> _Task to carry out_: How many lines in the entries below include the word "Brimicombe"? Respond with the number only.

> _Excerpted records_:
-=-=-=-=-
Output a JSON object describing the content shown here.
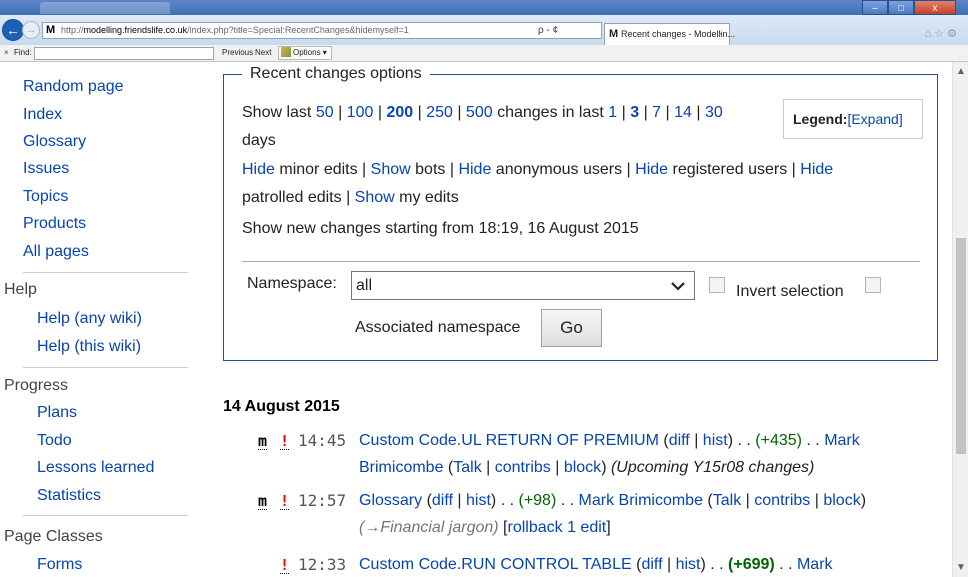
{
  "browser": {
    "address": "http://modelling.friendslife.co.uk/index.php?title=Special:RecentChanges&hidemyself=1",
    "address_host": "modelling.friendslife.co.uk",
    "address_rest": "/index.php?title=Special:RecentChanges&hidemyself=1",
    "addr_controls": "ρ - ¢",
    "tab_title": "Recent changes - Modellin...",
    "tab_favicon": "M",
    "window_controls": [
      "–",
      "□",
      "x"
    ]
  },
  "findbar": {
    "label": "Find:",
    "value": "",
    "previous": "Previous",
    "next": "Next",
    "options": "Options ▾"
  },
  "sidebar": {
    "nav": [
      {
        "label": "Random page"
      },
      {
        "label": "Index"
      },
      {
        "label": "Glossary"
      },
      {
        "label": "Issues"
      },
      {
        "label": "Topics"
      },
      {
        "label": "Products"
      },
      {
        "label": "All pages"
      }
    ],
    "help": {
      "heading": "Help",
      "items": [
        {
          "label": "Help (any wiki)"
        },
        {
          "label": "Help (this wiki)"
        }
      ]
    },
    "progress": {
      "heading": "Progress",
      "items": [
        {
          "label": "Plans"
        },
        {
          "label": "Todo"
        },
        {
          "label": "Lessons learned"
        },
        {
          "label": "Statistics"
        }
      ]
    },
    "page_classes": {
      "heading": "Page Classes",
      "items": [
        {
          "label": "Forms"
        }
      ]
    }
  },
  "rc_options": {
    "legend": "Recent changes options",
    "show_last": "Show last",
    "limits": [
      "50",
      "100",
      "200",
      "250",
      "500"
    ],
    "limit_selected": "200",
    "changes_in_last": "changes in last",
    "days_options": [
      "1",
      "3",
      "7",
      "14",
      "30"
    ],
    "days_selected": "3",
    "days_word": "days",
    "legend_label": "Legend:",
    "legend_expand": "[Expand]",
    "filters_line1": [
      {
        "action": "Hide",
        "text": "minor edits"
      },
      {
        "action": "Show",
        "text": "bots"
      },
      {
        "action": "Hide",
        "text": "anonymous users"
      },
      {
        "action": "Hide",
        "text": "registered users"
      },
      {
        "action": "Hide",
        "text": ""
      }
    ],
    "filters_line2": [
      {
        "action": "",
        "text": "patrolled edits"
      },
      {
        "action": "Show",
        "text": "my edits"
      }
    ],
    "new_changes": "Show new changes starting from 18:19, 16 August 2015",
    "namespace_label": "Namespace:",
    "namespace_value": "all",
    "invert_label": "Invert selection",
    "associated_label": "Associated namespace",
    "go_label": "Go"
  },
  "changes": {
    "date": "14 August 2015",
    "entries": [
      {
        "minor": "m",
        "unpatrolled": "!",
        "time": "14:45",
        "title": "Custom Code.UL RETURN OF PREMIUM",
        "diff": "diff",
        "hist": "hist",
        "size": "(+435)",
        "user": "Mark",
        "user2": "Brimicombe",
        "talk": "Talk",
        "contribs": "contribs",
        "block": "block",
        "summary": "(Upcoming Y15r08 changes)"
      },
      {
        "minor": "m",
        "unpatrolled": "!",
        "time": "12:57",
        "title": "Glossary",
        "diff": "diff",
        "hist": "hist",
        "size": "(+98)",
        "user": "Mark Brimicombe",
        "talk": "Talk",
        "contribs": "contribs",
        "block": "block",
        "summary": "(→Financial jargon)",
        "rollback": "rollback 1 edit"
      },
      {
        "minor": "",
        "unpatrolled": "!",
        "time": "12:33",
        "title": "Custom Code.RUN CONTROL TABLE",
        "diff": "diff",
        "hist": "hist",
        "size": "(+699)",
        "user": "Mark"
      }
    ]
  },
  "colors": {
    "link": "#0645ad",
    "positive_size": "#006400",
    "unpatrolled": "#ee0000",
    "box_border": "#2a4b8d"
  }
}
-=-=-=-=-
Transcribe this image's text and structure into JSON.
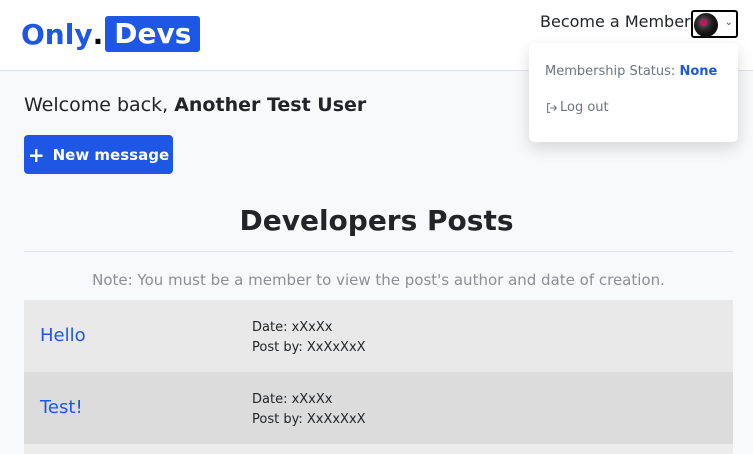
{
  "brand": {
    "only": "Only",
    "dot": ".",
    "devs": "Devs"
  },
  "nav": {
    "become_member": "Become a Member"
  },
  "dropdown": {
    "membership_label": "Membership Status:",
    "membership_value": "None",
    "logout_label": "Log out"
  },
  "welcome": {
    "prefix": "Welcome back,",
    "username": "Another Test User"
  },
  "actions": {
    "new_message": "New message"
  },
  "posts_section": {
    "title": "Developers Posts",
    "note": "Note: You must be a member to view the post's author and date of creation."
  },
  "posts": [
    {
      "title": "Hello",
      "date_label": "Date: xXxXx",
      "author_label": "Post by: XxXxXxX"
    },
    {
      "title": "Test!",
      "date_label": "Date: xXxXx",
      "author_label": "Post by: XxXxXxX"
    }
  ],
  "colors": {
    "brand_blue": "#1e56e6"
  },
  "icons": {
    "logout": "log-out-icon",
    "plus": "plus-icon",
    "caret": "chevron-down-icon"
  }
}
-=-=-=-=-
> _Response area_: 2